▶ Records for this task
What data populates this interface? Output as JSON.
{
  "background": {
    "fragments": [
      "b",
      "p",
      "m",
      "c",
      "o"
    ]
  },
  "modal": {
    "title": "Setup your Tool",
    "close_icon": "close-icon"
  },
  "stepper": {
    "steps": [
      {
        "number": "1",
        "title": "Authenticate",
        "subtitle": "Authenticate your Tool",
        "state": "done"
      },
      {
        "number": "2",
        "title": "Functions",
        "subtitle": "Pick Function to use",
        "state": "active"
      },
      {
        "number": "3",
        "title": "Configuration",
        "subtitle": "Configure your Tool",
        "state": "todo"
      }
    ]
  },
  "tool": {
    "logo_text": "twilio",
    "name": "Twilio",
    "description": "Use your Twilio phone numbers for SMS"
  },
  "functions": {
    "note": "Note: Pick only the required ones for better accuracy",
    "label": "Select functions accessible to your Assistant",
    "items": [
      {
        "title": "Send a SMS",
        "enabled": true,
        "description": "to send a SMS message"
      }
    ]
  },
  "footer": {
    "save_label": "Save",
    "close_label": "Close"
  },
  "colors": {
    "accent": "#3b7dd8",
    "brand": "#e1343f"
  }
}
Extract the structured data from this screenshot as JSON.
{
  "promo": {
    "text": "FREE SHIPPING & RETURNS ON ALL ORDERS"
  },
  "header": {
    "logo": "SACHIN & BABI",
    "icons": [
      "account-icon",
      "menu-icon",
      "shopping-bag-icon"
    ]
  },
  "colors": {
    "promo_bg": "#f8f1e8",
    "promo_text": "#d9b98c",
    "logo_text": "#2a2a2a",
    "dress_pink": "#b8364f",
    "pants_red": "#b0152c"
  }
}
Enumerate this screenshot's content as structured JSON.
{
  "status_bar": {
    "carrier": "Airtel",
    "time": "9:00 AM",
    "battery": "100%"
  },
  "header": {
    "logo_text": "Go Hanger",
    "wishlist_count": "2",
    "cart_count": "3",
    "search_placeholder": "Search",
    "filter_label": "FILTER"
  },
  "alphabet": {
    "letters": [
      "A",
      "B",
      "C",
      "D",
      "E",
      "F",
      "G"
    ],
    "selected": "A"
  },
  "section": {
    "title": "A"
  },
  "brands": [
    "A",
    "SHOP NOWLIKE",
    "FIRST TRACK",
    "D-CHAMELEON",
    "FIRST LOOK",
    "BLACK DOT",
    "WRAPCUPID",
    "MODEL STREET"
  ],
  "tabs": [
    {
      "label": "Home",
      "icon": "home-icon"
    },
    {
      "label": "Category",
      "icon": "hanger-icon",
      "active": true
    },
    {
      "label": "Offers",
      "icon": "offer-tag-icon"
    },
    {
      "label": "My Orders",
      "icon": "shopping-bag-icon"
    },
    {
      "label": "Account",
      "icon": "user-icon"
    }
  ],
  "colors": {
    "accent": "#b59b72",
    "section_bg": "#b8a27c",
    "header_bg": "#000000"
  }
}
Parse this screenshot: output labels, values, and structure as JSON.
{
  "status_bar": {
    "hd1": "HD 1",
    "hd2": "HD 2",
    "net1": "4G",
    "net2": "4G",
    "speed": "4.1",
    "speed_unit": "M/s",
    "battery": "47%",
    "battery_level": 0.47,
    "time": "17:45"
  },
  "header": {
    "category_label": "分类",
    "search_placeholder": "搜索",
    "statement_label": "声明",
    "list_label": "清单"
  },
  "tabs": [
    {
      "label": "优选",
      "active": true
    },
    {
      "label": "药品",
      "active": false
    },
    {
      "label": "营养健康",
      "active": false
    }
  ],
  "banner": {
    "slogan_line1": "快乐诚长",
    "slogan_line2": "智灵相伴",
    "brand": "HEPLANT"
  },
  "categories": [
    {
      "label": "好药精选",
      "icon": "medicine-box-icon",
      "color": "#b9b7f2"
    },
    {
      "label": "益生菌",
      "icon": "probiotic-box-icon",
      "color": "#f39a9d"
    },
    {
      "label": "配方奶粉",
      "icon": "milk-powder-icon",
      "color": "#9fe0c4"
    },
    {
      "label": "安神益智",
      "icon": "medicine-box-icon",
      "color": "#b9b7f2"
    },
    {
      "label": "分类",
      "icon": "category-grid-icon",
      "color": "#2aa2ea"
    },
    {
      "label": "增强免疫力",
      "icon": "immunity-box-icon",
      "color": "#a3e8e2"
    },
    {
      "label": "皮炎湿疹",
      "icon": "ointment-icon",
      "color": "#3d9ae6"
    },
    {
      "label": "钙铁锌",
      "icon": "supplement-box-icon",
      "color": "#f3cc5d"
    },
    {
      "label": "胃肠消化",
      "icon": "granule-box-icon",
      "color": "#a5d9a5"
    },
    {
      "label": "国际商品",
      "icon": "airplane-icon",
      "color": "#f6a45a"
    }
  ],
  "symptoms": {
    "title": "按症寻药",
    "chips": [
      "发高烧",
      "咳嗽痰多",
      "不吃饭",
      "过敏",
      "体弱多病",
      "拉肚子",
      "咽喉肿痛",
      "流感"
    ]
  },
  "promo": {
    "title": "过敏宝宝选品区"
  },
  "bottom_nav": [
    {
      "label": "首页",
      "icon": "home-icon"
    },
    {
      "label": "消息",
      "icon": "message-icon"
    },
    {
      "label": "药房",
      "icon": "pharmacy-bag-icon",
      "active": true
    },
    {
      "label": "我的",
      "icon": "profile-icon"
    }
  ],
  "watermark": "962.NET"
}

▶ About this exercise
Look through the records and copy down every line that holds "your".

▶ Finished exercise
    "title": "Setup your Tool",
        "subtitle": "Authenticate your Tool",
        "subtitle": "Configure your Tool",
    "description": "Use your Twilio phone numbers for SMS"
    "label": "Select functions accessible to your Assistant",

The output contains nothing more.